Heaven help us if that occurs because, on best estimate, by late last year there were close to 600,000 fine enforcement cases in that time, and we have a rough estimate now of almost 700,000 cases which have passed through this unit. Obviously, when these things occur, not everybody rushes in to try to sue the government or to try to have their fines invalidated, or in this case attempts to get some benefit from it, thankfully.

But what is really concerning to me is this increasing secrecy around these things. There is no reason why the government could not, when it introduced this bill back on 9 August, have said to the parliament, 'We are doing these things, as outlined already, and in addition to that we have identified that there has been a deficiency in respect of the process. It has been identified. It has been remedied. It is being complied with, but in the meantime, the state is potentially exposed to some liability and we need to protect taxpayers. It has been inadvertent. We apologise for it and we need some assistance for the statutory protection.'

Now, unfortunately, that increasingly is a situation we do have to deal with, but unfortunately the government did not do that. They did not come in and say, 'Look, this is the situation.' They just thought they would sneak it in, as usual, to try to get this through. What the opposition has decided to do in these circumstances, as infuriating as it makes us to have to deal with this sort of thing when it is exposed in this manner, is to allow this bill to progress in this house.

I will need some answers from the government; I will need to see this report that purports to have been commissioned by John Ovenstone. I think the parliament and the public do need some answers to the following:

1. When this was identified as a problem, were all subsequent enforcement cases properly complied with, pending some reprieve under this legislation?

2. Has any modelling or assessment been made as to consequences if we do not give this blanket civil liability protection to the government because of this complete stuff-up?

That is really what we need to know. Bear in mind that Mr Ovenstone is not operating a unit that is statutorily independent, obviously.

It is up to the Attorney not only to make the disclosure but to provide the explanations. The Attorney-General is asking us in this bill to expand the responsibility and powers to Mr Ovenstone in respect of undertaking the collection of civil debt for the government and, if he expects us to continue to support legislation like this through the passage of the whole parliament without there being a very clear, full disclosure of the information that is sought surrounding this complete mess, then he cannot rely on us continuing to support those aspects of the bill.
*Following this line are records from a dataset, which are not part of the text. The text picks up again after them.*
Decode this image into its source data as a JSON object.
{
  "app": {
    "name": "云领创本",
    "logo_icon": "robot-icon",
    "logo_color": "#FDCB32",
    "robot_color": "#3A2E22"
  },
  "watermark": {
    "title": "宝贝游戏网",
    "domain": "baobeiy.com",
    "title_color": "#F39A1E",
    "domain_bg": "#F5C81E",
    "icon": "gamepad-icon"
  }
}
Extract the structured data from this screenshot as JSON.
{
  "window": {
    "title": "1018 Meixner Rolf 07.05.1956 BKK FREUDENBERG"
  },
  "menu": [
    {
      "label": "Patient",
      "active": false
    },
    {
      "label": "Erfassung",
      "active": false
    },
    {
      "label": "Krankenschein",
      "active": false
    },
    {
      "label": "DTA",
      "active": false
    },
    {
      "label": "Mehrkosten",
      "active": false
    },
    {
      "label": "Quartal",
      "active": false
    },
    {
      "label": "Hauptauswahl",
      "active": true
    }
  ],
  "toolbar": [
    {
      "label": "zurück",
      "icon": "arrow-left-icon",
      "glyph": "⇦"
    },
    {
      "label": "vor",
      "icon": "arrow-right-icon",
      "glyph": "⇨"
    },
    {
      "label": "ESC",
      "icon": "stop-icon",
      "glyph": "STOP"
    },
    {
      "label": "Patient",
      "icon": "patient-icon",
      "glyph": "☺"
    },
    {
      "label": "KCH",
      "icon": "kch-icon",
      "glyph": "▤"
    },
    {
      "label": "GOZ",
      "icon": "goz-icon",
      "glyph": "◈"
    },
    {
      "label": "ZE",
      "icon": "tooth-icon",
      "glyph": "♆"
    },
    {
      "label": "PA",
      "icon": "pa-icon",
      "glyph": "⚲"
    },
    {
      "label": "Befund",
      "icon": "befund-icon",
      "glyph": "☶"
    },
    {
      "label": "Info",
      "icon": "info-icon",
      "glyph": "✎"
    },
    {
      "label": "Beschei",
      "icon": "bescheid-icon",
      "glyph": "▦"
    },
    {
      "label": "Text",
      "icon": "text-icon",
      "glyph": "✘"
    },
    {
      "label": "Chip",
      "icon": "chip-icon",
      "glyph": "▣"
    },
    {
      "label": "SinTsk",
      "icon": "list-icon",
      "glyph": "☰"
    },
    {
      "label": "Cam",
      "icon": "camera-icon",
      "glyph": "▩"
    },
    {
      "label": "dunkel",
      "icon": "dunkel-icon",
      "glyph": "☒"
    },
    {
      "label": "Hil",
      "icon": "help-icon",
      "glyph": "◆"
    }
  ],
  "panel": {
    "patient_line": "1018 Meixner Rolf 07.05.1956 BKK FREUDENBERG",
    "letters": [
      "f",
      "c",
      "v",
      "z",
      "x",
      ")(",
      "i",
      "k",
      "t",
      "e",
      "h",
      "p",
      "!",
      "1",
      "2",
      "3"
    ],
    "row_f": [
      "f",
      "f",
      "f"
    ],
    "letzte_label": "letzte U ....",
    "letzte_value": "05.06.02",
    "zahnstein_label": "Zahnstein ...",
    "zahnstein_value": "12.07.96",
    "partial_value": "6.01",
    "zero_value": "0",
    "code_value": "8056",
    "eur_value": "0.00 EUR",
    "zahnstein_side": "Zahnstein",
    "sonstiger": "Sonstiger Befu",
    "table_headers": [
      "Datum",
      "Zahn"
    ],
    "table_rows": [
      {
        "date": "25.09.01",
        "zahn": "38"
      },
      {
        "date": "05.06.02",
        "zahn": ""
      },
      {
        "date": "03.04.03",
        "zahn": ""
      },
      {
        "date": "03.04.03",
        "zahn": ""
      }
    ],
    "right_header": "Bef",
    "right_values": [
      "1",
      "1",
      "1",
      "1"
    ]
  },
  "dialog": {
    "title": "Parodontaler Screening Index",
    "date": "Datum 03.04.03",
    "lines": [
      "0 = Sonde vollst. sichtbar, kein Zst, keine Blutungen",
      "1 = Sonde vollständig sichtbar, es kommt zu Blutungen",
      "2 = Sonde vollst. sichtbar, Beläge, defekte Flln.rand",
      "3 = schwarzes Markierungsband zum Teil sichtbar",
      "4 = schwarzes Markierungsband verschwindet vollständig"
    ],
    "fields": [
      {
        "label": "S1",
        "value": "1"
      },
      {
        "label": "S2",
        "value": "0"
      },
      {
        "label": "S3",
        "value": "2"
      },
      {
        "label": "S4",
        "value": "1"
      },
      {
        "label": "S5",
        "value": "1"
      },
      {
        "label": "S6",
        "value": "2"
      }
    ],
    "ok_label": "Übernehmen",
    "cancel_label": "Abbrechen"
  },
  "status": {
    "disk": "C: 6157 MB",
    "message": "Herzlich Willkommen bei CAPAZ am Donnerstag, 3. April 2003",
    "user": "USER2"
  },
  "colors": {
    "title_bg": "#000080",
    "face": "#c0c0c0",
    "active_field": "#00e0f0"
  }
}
It is as simple as that.

You come clean, you come with clean hands, if you expect our support. We will not tolerate the continued contemptuous conduct by the Attorney-General and/or his government in the shoddy way in which this has been presented, undisclosed and dealt with. The Attorney is on clear notice. I do expect some response with the material in between the houses, otherwise he is on clear notice that aspects of this bill may well be under challenge in another place.